Friday, April 17, 2015

So Who is Still Willing to Fight and Die for Assad?

Assad is running out of troops willing to die for him.

Assad has used Hezbollah and Iran's Shia foreign legion as shock troops to spearhead offensives so his own shaky forces can hold what is cleared by the shock troops.

Hezbollah has already shown signs of strain in carrying out this role.

Assad's troops are showing signs that they can't even carry out the less demanding role of "hold" without stiffening by the foreign fighters.

Now the Iranian legion is apparently getting tired of being the shock troops:
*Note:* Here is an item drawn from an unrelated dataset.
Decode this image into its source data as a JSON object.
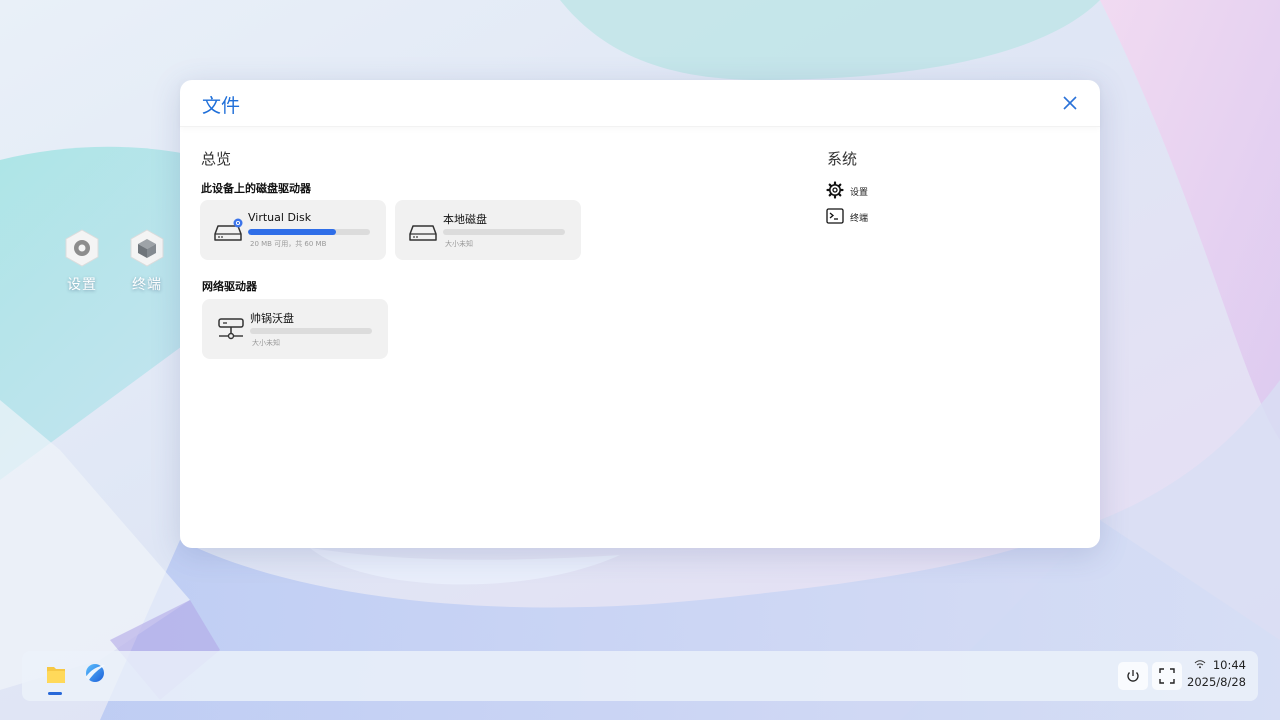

Iranian Revolutionary Guard troops fighting on behalf of the Bashar al-Assad regime have reportedly withdrawn from a number of battlefronts and redeployed to strategic points around the Syrian capital.

“The Iranian leadership has withdrawn [IRGC fighters] because there is no strategic advantage for the forces in many areas and they have suffered heavy losses,” Italian Adnkronos news agency (AKI) reported Tuesday.

“The IRGC has now based itself firmly [around] Damascus,” sources close to Hezbollah told AKI.

Unless Putin decides to send in Russian troops to stiffen Assad's forces--perhaps as a Plan B to simply have Assad hold a rump Alawite state friendly to Russia (and Iran)--just who stops the rebels?

(As an aside, I was close to predicting the Islamic State in that rump Syria post, as I pondered what might happen if Assad did officially abandon large tracts of Syria:

I find it hard to believe Iraq would want more Sunni Arabs, but would Anbar Province secede from Iraq if they could join with Sunni Syrians and declare their own state?

ISIL declared just such a state, no?)

I still bet that Assad's forces crack first.

Even if it is a good idea to support Assad in order to fight ISIL in Syria, I don't think Assad can hold up his end of such a deal.

UPDATE: Strategypage has a good related post.

UPDATE: This article notes the strains on Assad's supporters and wonders if he will need to retreat to a core Syria to survive.

Note that even this Syrian army success north of Jordan takes place at a far southern location that is beyond the capacity of Assad's tired forces to hold if Assad retreats to a smaller realm to survive.